Don’t Turn Around at Night

Description: There is a saying that you should not turn around when you are walking at night, if you do, it becomes easier for ghosts to attack you.

Background: The informant is told this by her parents.

Transcript:

BL: When you walk at night, you can’t turn your neck around. Because there are two lights on your shoulders and they scare the ghosts away. If you turn your neck around, the light disappears and then you would be unprotected. So the ghosts will come and get you. I honestly don’t believe it but I hear about it a lot.

Me: Where did you hear it from?

BL: My parents. I think it’s from Singapore. Singapore superstitions are weird.

My thoughts:

It’s scary enough to turn around at night without any superstitions but this thing multiplies upon that fear.

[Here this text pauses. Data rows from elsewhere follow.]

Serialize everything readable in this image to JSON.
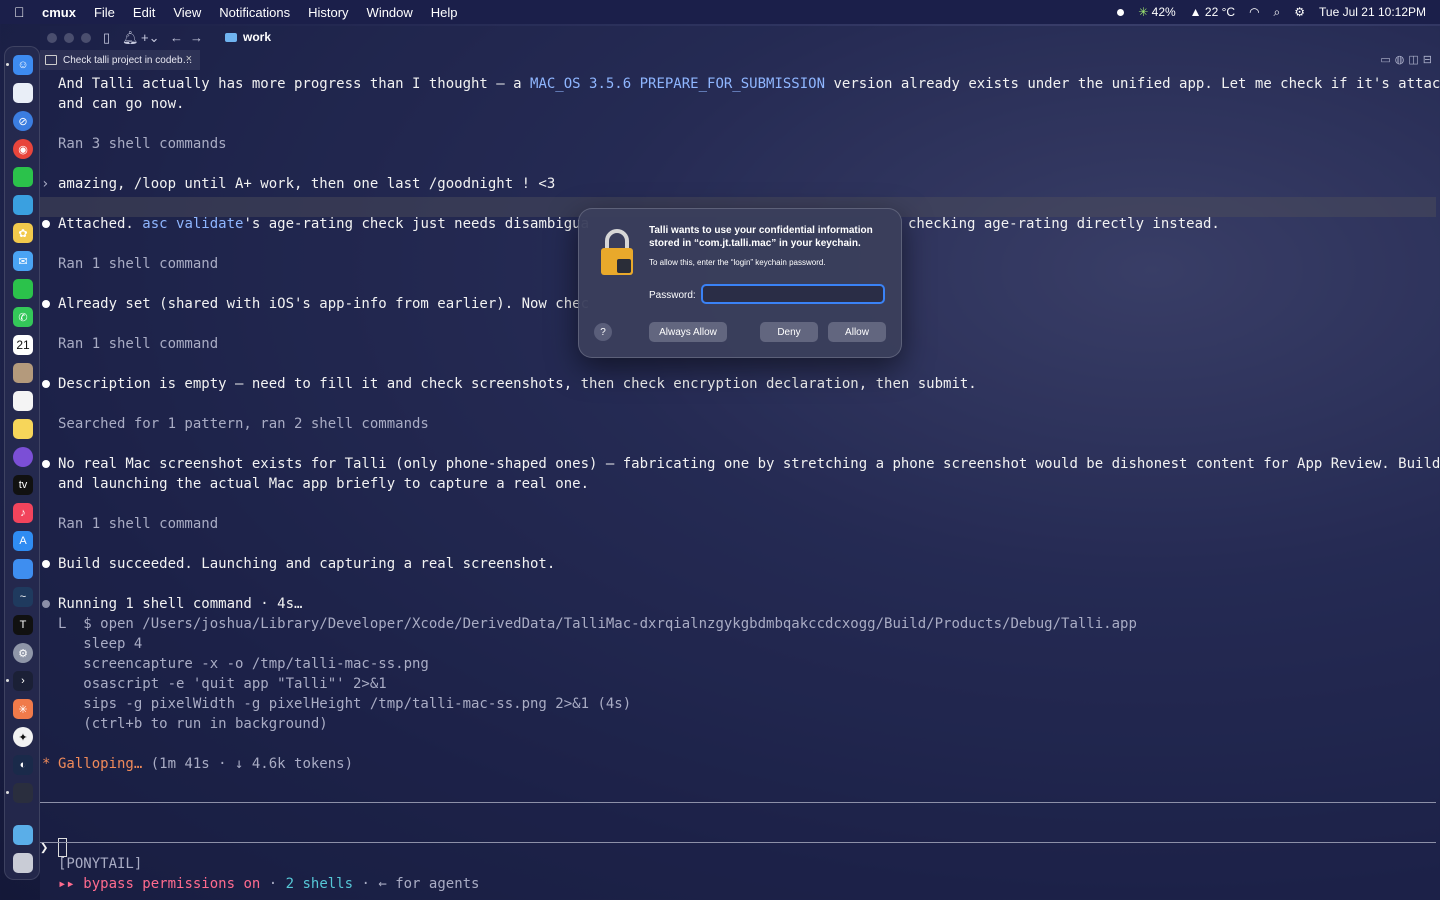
{
  "menubar": {
    "app": "cmux",
    "items": [
      "File",
      "Edit",
      "View",
      "Notifications",
      "History",
      "Window",
      "Help"
    ],
    "battery": "42%",
    "weather": "22 °C",
    "datetime": "Tue Jul 21  10:12PM"
  },
  "window": {
    "workspace_title": "work",
    "tab_title": "Check talli project in codeb…"
  },
  "terminal": {
    "l1a": "And Talli actually has more progress than I thought — a ",
    "l1b": "MAC_OS 3.5.6 PREPARE_FOR_SUBMISSION",
    "l1c": " version already exists under the unified app. Let me check if it's attached",
    "l2": "and can go now.",
    "ran3": "Ran 3 shell commands",
    "prompt": "amazing, /loop until A+ work, then one last /goodnight ! <3",
    "attached_a": "Attached. ",
    "attached_b": "asc validate",
    "attached_c": "'s age-rating check just needs disambigua",
    "attached_d": "checking age-rating directly instead.",
    "ran1a": "Ran 1 shell command",
    "already": "Already set (shared with iOS's app-info from earlier). Now chec",
    "ran1b": "Ran 1 shell command",
    "desc": "Description is empty — need to fill it and check screenshots, then check encryption declaration, then submit.",
    "searched": "Searched for 1 pattern, ran 2 shell commands",
    "noreal1": "No real Mac screenshot exists for Talli (only phone-shaped ones) — fabricating one by stretching a phone screenshot would be dishonest content for App Review. Building",
    "noreal2": "and launching the actual Mac app briefly to capture a real one.",
    "ran1c": "Ran 1 shell command",
    "build": "Build succeeded. Launching and capturing a real screenshot.",
    "running": "Running 1 shell command · 4s…",
    "cmd1": "L  $ open /Users/joshua/Library/Developer/Xcode/DerivedData/TalliMac-dxrqialnzgykgbdmbqakccdcxogg/Build/Products/Debug/Talli.app",
    "cmd2": "   sleep 4",
    "cmd3": "   screencapture -x -o /tmp/talli-mac-ss.png",
    "cmd4": "   osascript -e 'quit app \"Talli\"' 2>&1",
    "cmd5": "   sips -g pixelWidth -g pixelHeight /tmp/talli-mac-ss.png 2>&1 (4s)",
    "cmd6": "   (ctrl+b to run in background)",
    "galloping_star": "*",
    "galloping": "Galloping…",
    "galloping_meta": " (1m 41s · ↓ 4.6k tokens)",
    "input_prompt": "❯",
    "ponytail": "[PONYTAIL]",
    "bypass_arrows": "▸▸",
    "bypass": "bypass permissions on",
    "sep1": " · ",
    "shells": "2 shells",
    "agents": " · ← for agents"
  },
  "dialog": {
    "title": "Talli wants to use your confidential information stored in “com.jt.talli.mac” in your keychain.",
    "subtitle": "To allow this, enter the “login” keychain password.",
    "password_label": "Password:",
    "password_value": "",
    "help": "?",
    "always_allow": "Always Allow",
    "deny": "Deny",
    "allow": "Allow"
  },
  "dock": {
    "calendar_day": "21"
  },
  "colors": {
    "accent_blue": "#3a82f6",
    "link": "#8fb6ff",
    "orange": "#f08a5a",
    "pink": "#ff6b8e",
    "cyan": "#56c7d6"
  }
}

Looking at many other folklore, ghosts are always most active at night. This is likely due to the fact that vision is limited and anyone can become very vulnerable or see things like ghosts that may or may not be real. Also, this tale might be a way for people to avoid trouble such as becoming a witness to illegal activity. Of course, I wouldn’t believe in something like this, but it will be hard to not think about it.

QingMing Festival

Description: It is a Taiwanese holiday where people would visit the graves of their ancestors and loved ones. 

Background: It was considered a national holiday in Taiwan, where she lived.

Transcript:

BL: So there is a holiday in Taiwan called QingMingJie or QingMing Festival, some people call it Tomb-Sweeping day. It’s when we go to family burial grounds and we clean and decorate the graves and stuff.

Me: And it’s something you do every year.

BL: Yeah, it’s to honor and remember our ancestors and family. People also put stuff in front of the graves too, like food and flowers. Some people would also say prayers to the dead people. Oh we also burn paper, like burning paper money, we write things that we want our ancestors to have in the afterlife and burn the paper.

Me: I think my family does something similar.

BL: Yeah, but I think it’s more recognized in Taiwan because China used to not allow it. Like the cultural revolution and all that stuff.

My thoughts:

As said previously, the holiday was banned in China during the cultural revolution. I have heard about the holiday and participated in a few occasions. But I think this is a strong point of identity for Taiwan because of the banning of the festival, it is for this reason that it is a national holiday in Taiwan while it is a simple tradition in the mainland. Of course, the celebration and honoring of one’s ancestors is something that is consistently prevalent in Chinese and General East Asian culture. The main reason being the celebration of legacy and the immortality of the lineage. Someone is alive as long their ideas are passed on.